14 See in particular Labov and Waletzky 1967: 12–44. ”. As such, they also act as patterns for social action – future planning based on past experience. The symbolic universe is therefore the aggregate of social institutions and the beliefs and concepts associated with them, of the scripts and roles and narratives determining how people live out their relationships to the world around them. But narratives are always re-constructions of experience, they involve evaluation, and therefore there inheres within them the potential for change, for shifts in understanding roles and relationships and thus, crucially, for shifts in social practice.

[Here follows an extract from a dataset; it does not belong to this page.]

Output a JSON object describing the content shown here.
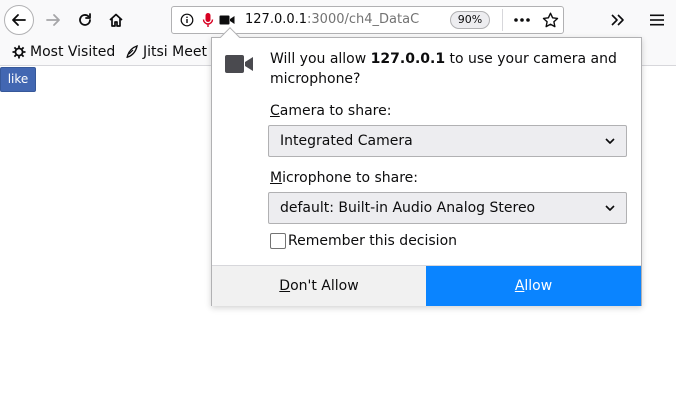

Köpstein, F. , Studien zum 7. Jahrhundert in Byzanz: Probleme der Herausbildung des Feudalismus (BBA, 47. Berlin 1976); H. Köpstein, F. , 4 See, for example, Lemerle 1979; Kazhdan 1974; 1960. g. Litavrin 1977; Kurbatov and Lebedeva 1984; Udal’cova and Osipova 1985; Lebedeva 1980. For a summary of the Soviet and western discussion over slavery and feudalism, see Haldon 1993: 70ff. 5 4 JOHN HALDON Studien zum 8. und 9. Jahrhundert in Byzanz (BBA 51. Berlin 1983); and F. Winkelmann, Quellenstudien zur herrschenden Klasse von Byzanz im 8.
But quite apart from the role of canon law in reflecting and moulding Byzantine views of the world and how it was understood (as well as the tension between secular Roman law and canon law), the social origins of the senior as well as lesser clergy also constitute a focal point for our approach, not only because they tell us about the ways in which social mobility worked through particular channels, but also because they can inform us about the ways in which social power was exercised. The church, through its bishops and their agents, was a major landlord, and the organization of its lands and the ways it spent its income can tell us about the economic structure of large estates, landlord–tenant relationships, and the exercise of social power more generally, quite apart from the issues associated with the church’s ideological power and authority.